Every morning, after Liam leaves for school, Kellen and I play the “Vampire Game” for about an hour before I take him to preschool. As you might surmise from the name, we pretend to be vampires. Kellen is Vantrance. I am Vampira. We fly to distant planets on our spaceship (my bed) to battle bad guys, rescue baby dragons, and collect blood and meat from intergalactic markets.
A spaceship needs a trusty crew to man its’ various stations. Our crew consists of three stuffed panda bears- Vampie Go Go (the vampire baby), Coldy, and White Fluff.
Among our rag tag group, we also have one actual vampire- a puppet named Victor. I am in charge of animating the puppet, and speaking in a horrible Transylvanian accent to give voice to his thoughts. Here is a brief video to meet Victor.

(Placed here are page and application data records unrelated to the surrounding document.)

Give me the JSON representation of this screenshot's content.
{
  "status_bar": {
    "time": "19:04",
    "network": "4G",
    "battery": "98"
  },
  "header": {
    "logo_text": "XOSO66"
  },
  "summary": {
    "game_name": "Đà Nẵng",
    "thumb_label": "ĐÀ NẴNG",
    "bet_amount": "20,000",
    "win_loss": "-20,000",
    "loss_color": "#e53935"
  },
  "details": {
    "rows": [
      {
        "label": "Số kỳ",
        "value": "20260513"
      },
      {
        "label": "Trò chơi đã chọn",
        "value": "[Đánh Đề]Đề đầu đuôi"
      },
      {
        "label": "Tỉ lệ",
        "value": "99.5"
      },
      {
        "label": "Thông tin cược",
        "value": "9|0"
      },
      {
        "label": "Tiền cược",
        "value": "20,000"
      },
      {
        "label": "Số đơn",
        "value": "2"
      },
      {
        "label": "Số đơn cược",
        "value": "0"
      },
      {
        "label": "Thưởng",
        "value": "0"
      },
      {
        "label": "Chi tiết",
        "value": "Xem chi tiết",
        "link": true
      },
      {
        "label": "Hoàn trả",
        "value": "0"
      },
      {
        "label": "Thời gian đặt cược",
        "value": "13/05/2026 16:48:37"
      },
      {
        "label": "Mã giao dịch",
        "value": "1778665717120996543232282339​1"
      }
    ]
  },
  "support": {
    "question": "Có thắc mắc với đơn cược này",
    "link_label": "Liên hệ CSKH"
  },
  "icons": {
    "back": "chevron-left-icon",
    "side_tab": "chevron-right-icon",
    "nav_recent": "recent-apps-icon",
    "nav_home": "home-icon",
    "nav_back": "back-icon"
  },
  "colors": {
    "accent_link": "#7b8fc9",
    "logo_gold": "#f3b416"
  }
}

The thing that amazes me most about this game, is the genuine belief Kellen exhibits when interacting with Victor. He does not look at me or talk to me unless he is talking to Vampira. When speaking with Victor, he addresses the puppet. If I slip and forget to speak in the accent, he will break character to tell me that I’m not using the right voice. As soon as I pick up the accent, he is immediately back in that world. He commits to the game with his whole heart, and that’s what makes it fun to play.
In my early twenties, I was part of a weekly D&D game. I know, surprise surprise- weird, crafty girl plays D&D. Shocker. But the rest of the people playing would always remark on how quickly and thoroughly I became my character. I didn’t just roll dice and tally my points. I acted her out. I drew pictures of her. Sometimes I even dreamed as her. Perhaps Kellen gets some of this ability from me, to fully exist inside of a moment.
Since I returned from Colorado for Chris’s memorial, a friend has brought me dinner every night. I haven’t cooked in three weeks. A couple of nights ago, as my friend dropped off a casserole, she remarked how I seem present in my emotions. I think she is right and it is helping me heal. As we get older, hopefully we learn to be comfortable in our skin, and to just be who we are. Everything I write is from a genuine place, sometimes ugly, sometimes difficult, maybe confrontational, but always real even if it is to my detriment.
Early on after Chris’s passing, a friend advised me to be in my grief as much as I could stand it, to not try to hide from it or distract myself. She said the more I was in it, the quicker I would learn to adapt to it.
Liam has had a cold for the last few days, and the skin around his nose has become tender from constant use of tissues. Last night, I gave him a tube of chapstick and told him to rub it on the inflamed skin around his nostrils since they were raw.
“What does raw mean?” he asked.
Raw. I told him about the tissues irritating the top layer of his skin, cutting through it bit by bit to expose the tender layer underneath. I am no longer in tears every second of the day, but something will trigger a response, and bit by bit, my underlayer is exposed. My emotions are healing, but still raw.
The real gift of the meal support is time to myself to do what I need to do- to be present in this process. I’m not shopping and chopping and cooking. I’ve been fortunate to have time to write, listen to music, talk with friends, and look at photographs.
Every night, my husband comes home from work, and I show him some rocks I’ve painted. I’m sure he has to be thinking Awesome. I went to work all day, and you painted rocks. But he never says that. He understands that while it might seem like busy work to him, it is something more to me.
I don’t know why painting the rocks is so comforting. Maybe it’s the repetition. Perhaps taking something ordinary and turning it into something colorful and creative. I’m trying not to examine it to failure. I just know it helps me in some strange way.
Another friend sent me a set of mala beads, and described how to chant with them. I was to think of a mantra, say it, move a bead and repeat until I got to the end of the string.
I’ve been trying to think of my mantra for a few days. Nothing sounded right.
Today, as I was running around, pretending to be Victor, I was brought back to how thoroughly Kellen engages in the game. Despite playing blood thirsty creatures of the night, I was overwhelmed by how beautiful it is, to exist in a space of your own creation that makes you happy. At that moment, I got my mantra.
Inhabit beauty. Bring joy.
Even in the darkest times, there are moments of peace and beauty. I can engage in them and let them guide me. At times like these, I can not help but wonder, when my day comes, what legacy will I leave. I want my name to be associated with color and spectacle and huge laughter and walking with joy. But to leave that legacy, I have to live it. It’s not about denying the negative, but engaging in the positive that coexists and inhabiting that space.
Kellen came home from school today, and immediately wanted to play with Victor. He had a new trick to show him. Kellen can now speak duck, and wanted to see if Victor could too. Who doesn’t want to live in that world?
Inhabit beauty. Bring joy.